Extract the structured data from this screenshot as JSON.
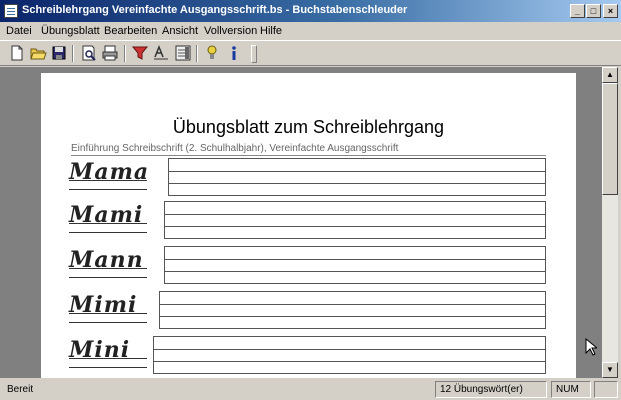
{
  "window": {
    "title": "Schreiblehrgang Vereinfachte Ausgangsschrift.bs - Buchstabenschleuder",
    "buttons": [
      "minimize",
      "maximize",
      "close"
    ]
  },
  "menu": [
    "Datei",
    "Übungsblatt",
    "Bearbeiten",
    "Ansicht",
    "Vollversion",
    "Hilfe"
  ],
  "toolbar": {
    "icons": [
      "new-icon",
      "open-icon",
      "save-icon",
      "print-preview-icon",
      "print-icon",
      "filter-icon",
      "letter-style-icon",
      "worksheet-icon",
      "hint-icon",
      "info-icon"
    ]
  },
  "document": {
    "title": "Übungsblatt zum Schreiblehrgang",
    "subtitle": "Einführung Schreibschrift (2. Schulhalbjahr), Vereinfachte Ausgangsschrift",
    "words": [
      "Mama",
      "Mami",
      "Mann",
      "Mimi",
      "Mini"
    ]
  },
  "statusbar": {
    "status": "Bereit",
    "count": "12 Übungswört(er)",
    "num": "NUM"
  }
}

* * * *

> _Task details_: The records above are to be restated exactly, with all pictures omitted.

> _Expected answer_:
Extract the structured data from this screenshot as JSON.
{
  "window": {
    "title": "Schreiblehrgang Vereinfachte Ausgangsschrift.bs - Buchstabenschleuder",
    "buttons": [
      "minimize",
      "maximize",
      "close"
    ]
  },
  "menu": [
    "Datei",
    "Übungsblatt",
    "Bearbeiten",
    "Ansicht",
    "Vollversion",
    "Hilfe"
  ],
  "toolbar": {
    "icons": [
      "new-icon",
      "open-icon",
      "save-icon",
      "print-preview-icon",
      "print-icon",
      "filter-icon",
      "letter-style-icon",
      "worksheet-icon",
      "hint-icon",
      "info-icon"
    ]
  },
  "document": {
    "title": "Übungsblatt zum Schreiblehrgang",
    "subtitle": "Einführung Schreibschrift (2. Schulhalbjahr), Vereinfachte Ausgangsschrift",
    "words": [
      "Mama",
      "Mami",
      "Mann",
      "Mimi",
      "Mini"
    ]
  },
  "statusbar": {
    "status": "Bereit",
    "count": "12 Übungswört(er)",
    "num": "NUM"
  }
}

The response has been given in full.